-- Extracted records follows --

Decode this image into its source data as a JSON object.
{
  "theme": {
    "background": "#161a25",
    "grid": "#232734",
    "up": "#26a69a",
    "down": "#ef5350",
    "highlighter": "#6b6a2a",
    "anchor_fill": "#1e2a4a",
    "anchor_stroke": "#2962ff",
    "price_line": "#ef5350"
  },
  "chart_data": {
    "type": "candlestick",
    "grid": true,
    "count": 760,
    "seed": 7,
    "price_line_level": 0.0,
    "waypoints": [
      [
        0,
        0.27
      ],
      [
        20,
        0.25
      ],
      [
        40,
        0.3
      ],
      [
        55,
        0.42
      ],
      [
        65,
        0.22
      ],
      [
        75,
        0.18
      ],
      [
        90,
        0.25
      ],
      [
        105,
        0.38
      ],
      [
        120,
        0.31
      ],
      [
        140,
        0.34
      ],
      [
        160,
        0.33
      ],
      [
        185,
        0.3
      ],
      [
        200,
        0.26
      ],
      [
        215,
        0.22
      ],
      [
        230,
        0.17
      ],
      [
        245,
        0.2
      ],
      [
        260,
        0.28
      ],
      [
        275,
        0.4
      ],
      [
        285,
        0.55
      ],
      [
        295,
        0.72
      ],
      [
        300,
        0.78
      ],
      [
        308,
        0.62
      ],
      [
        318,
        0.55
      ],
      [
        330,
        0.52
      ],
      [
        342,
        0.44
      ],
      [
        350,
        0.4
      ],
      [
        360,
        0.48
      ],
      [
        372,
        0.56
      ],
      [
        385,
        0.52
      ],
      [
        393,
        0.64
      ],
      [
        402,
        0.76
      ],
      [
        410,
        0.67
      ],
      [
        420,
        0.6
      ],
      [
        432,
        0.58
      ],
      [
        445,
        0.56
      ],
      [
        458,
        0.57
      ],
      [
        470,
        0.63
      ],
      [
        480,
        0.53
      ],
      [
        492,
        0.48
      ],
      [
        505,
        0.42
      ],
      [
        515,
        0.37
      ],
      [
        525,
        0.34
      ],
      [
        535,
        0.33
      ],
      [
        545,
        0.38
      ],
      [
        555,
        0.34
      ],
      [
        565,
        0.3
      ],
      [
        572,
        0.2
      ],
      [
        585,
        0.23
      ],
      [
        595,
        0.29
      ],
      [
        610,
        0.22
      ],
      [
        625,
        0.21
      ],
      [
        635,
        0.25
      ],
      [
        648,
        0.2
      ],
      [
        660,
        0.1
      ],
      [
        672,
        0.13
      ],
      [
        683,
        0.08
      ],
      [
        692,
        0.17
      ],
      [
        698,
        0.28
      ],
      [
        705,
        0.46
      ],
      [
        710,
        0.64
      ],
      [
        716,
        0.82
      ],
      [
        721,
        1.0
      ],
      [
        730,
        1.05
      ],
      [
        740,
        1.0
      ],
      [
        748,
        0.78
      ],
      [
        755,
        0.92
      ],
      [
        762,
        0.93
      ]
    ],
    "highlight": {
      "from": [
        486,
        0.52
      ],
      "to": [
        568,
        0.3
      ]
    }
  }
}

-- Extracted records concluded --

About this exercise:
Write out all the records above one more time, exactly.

Task solution:
Decode this image into its source data as a JSON object.
{
  "theme": {
    "background": "#161a25",
    "grid": "#232734",
    "up": "#26a69a",
    "down": "#ef5350",
    "highlighter": "#6b6a2a",
    "anchor_fill": "#1e2a4a",
    "anchor_stroke": "#2962ff",
    "price_line": "#ef5350"
  },
  "chart_data": {
    "type": "candlestick",
    "grid": true,
    "count": 760,
    "seed": 7,
    "price_line_level": 0.0,
    "waypoints": [
      [
        0,
        0.27
      ],
      [
        20,
        0.25
      ],
      [
        40,
        0.3
      ],
      [
        55,
        0.42
      ],
      [
        65,
        0.22
      ],
      [
        75,
        0.18
      ],
      [
        90,
        0.25
      ],
      [
        105,
        0.38
      ],
      [
        120,
        0.31
      ],
      [
        140,
        0.34
      ],
      [
        160,
        0.33
      ],
      [
        185,
        0.3
      ],
      [
        200,
        0.26
      ],
      [
        215,
        0.22
      ],
      [
        230,
        0.17
      ],
      [
        245,
        0.2
      ],
      [
        260,
        0.28
      ],
      [
        275,
        0.4
      ],
      [
        285,
        0.55
      ],
      [
        295,
        0.72
      ],
      [
        300,
        0.78
      ],
      [
        308,
        0.62
      ],
      [
        318,
        0.55
      ],
      [
        330,
        0.52
      ],
      [
        342,
        0.44
      ],
      [
        350,
        0.4
      ],
      [
        360,
        0.48
      ],
      [
        372,
        0.56
      ],
      [
        385,
        0.52
      ],
      [
        393,
        0.64
      ],
      [
        402,
        0.76
      ],
      [
        410,
        0.67
      ],
      [
        420,
        0.6
      ],
      [
        432,
        0.58
      ],
      [
        445,
        0.56
      ],
      [
        458,
        0.57
      ],
      [
        470,
        0.63
      ],
      [
        480,
        0.53
      ],
      [
        492,
        0.48
      ],
      [
        505,
        0.42
      ],
      [
        515,
        0.37
      ],
      [
        525,
        0.34
      ],
      [
        535,
        0.33
      ],
      [
        545,
        0.38
      ],
      [
        555,
        0.34
      ],
      [
        565,
        0.3
      ],
      [
        572,
        0.2
      ],
      [
        585,
        0.23
      ],
      [
        595,
        0.29
      ],
      [
        610,
        0.22
      ],
      [
        625,
        0.21
      ],
      [
        635,
        0.25
      ],
      [
        648,
        0.2
      ],
      [
        660,
        0.1
      ],
      [
        672,
        0.13
      ],
      [
        683,
        0.08
      ],
      [
        692,
        0.17
      ],
      [
        698,
        0.28
      ],
      [
        705,
        0.46
      ],
      [
        710,
        0.64
      ],
      [
        716,
        0.82
      ],
      [
        721,
        1.0
      ],
      [
        730,
        1.05
      ],
      [
        740,
        1.0
      ],
      [
        748,
        0.78
      ],
      [
        755,
        0.92
      ],
      [
        762,
        0.93
      ]
    ],
    "highlight": {
      "from": [
        486,
        0.52
      ],
      "to": [
        568,
        0.3
      ]
    }
  }
}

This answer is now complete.